I’ve heard multiple interpretations of 4’33”. Some say that the music is the accidental sounds a room full of people make, such as coughing or dropping keys. Some say that it’s arguing that silence is music, just like scheduled rests and pregnant pauses in (to avoid the phrase “normal music”) musical pieces including sound. Some say John Cage was plain crazy, like all the other Andy Warhol’s and Yoko Ono’s that dare defy convention.
Is John Cage the “Emperor’s New Clothes” of music–something people pour meaning and relevance into when really there’s nothing there? Or is it taking the easy way out to wave experimental art off with a dismissive hand and call it pretentious?
My favorite theory—plausible, since John Cage was interested in Buddhism—is that 4’33” was a sort of surprise meditation. In concert, the audience is captivated by the performer. In an anticipation-riddled song like 4’33”, they are focused intently, waiting for something to “happen.” This singular focus, all in silence, makes the audience unknowingly meditate, in a way. Their mind is clear, they are focused, and they are silent. Perhaps John Cage felt we all needed a meditation break now and then, and what better way to ensure people were getting one than putting one right in the middle of his concert?

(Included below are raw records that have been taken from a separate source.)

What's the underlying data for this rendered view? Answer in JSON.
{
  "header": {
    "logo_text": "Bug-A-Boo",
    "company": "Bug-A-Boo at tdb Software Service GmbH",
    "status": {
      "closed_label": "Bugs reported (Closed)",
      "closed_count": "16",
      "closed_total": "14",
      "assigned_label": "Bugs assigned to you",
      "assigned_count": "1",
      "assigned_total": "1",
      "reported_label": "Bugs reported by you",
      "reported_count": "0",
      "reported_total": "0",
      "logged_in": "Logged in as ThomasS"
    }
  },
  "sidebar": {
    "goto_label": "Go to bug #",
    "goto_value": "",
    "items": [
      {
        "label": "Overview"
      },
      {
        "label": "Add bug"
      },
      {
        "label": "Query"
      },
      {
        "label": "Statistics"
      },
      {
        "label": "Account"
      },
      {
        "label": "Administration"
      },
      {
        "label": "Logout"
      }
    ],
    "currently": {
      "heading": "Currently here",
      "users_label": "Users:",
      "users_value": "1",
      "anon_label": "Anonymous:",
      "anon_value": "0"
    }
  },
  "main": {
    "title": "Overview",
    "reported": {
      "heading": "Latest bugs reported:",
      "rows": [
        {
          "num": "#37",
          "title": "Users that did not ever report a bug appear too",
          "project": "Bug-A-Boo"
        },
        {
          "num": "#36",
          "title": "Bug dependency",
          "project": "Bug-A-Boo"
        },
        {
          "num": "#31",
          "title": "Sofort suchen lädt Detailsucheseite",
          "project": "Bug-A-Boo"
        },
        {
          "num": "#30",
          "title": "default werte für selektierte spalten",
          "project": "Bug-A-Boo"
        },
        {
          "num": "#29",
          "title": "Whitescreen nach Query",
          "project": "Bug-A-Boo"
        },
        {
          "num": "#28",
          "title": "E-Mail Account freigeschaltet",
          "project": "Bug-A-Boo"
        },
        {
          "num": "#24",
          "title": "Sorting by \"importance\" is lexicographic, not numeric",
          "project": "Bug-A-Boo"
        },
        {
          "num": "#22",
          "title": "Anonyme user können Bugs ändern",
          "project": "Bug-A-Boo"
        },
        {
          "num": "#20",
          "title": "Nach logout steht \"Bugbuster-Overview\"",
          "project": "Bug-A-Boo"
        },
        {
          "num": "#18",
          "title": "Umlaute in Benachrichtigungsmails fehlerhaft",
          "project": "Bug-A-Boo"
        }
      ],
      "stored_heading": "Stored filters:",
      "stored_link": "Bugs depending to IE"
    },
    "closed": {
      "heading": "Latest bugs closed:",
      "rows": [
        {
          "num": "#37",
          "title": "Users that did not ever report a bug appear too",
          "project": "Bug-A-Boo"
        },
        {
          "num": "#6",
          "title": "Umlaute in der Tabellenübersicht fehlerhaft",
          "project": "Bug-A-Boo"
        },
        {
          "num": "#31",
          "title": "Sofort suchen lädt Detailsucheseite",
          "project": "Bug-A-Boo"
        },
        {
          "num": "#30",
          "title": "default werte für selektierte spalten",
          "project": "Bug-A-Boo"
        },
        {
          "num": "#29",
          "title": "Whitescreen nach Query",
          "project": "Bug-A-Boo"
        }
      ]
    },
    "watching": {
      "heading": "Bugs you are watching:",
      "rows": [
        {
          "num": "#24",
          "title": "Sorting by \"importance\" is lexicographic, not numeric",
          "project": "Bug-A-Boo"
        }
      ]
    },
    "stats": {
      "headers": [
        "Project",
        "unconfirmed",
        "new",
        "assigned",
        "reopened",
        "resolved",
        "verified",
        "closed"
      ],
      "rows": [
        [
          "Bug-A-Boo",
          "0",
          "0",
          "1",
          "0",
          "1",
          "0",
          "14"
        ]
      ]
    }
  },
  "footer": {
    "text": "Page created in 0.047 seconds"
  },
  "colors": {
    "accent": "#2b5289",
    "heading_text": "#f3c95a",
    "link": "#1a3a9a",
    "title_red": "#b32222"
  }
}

Then again, this doesn’t explain his other experimental music, so who knows?
Of course, we’ll never know, and that’s a good thing. What’s the point of art if there’s nothing to interpret? Then again, with 4’33”, there is literally nothing to interpret except the concept itself: silence as music. Perhaps the question isn’t whether or not it “counts” as music, but the message of the song. The method in the madness. The sound of silence.